• Work to be completed:
Your job is to print, exactly, the lines in the data below from the line with "Output a JSON" through the line with "Transcribe this image's", both included, and to omit any picture.

• Given records:

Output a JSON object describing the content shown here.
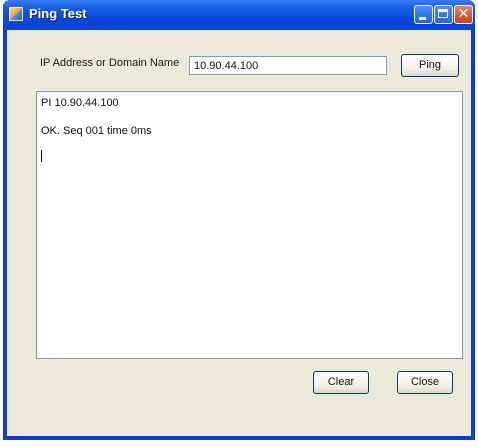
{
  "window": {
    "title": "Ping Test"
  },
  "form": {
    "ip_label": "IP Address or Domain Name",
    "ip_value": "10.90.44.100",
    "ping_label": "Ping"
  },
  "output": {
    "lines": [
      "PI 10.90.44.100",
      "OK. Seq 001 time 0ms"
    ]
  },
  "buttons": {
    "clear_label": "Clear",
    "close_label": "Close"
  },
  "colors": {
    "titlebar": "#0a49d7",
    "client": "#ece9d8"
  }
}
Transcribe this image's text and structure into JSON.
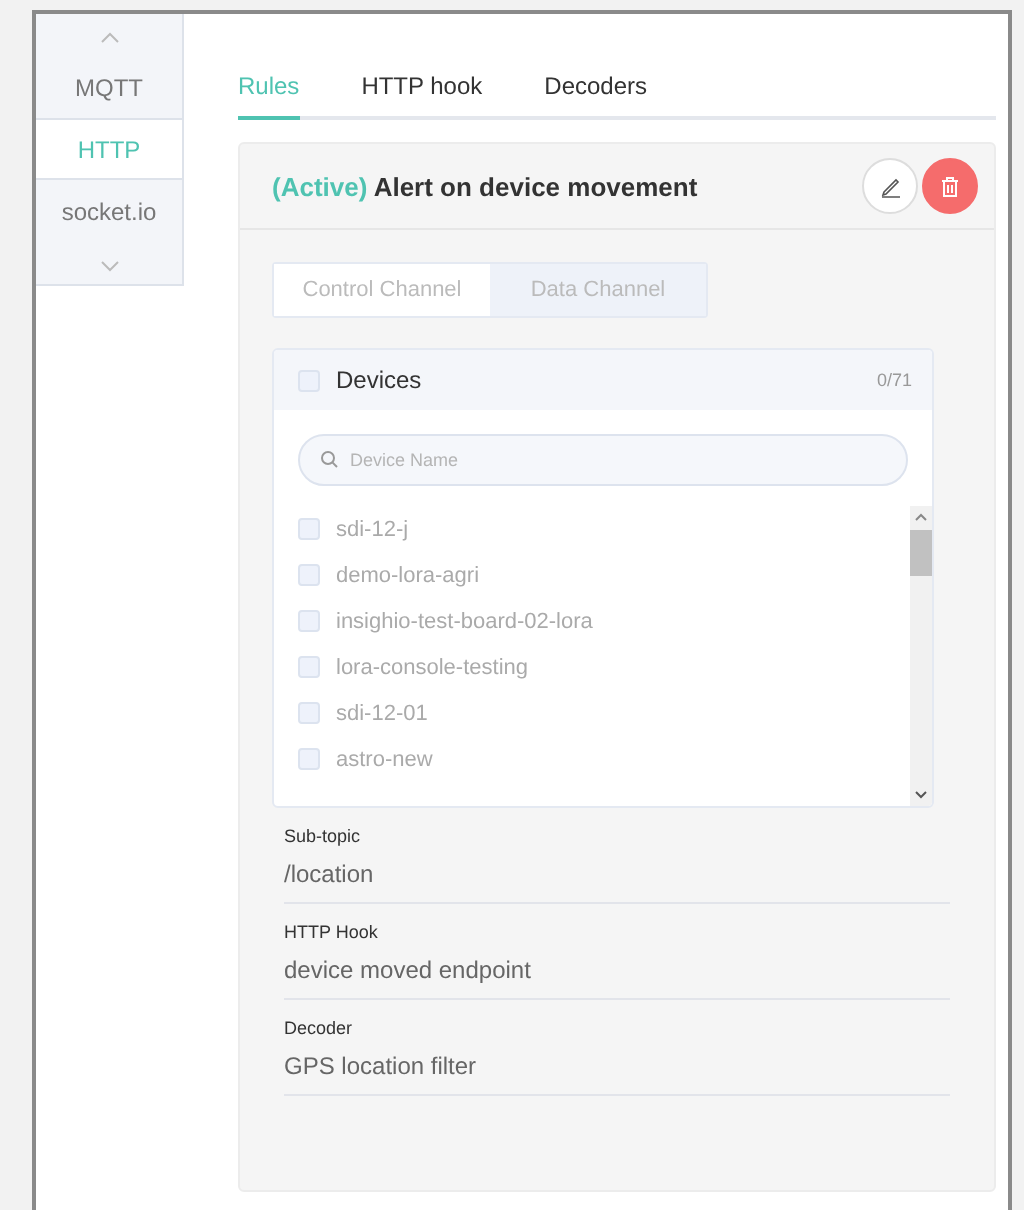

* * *

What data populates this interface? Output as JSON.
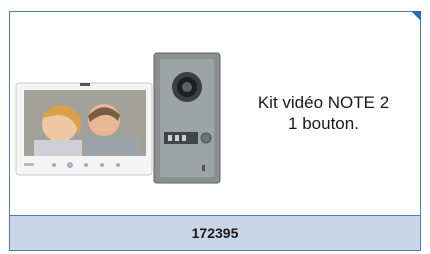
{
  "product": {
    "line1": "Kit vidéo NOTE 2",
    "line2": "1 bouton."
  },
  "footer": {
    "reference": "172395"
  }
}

• Exercise result:
Output a JSON object describing the content shown here.
{
  "window": {
    "title": "Ping Test"
  },
  "form": {
    "ip_label": "IP Address or Domain Name",
    "ip_value": "10.90.44.100",
    "ping_label": "Ping"
  },
  "output": {
    "lines": [
      "PI 10.90.44.100",
      "OK. Seq 001 time 0ms"
    ]
  },
  "buttons": {
    "clear_label": "Clear",
    "close_label": "Close"
  },
  "colors": {
    "titlebar": "#0a49d7",
    "client": "#ece9d8"
  }
}
Transcribe this image's text and structure into JSON.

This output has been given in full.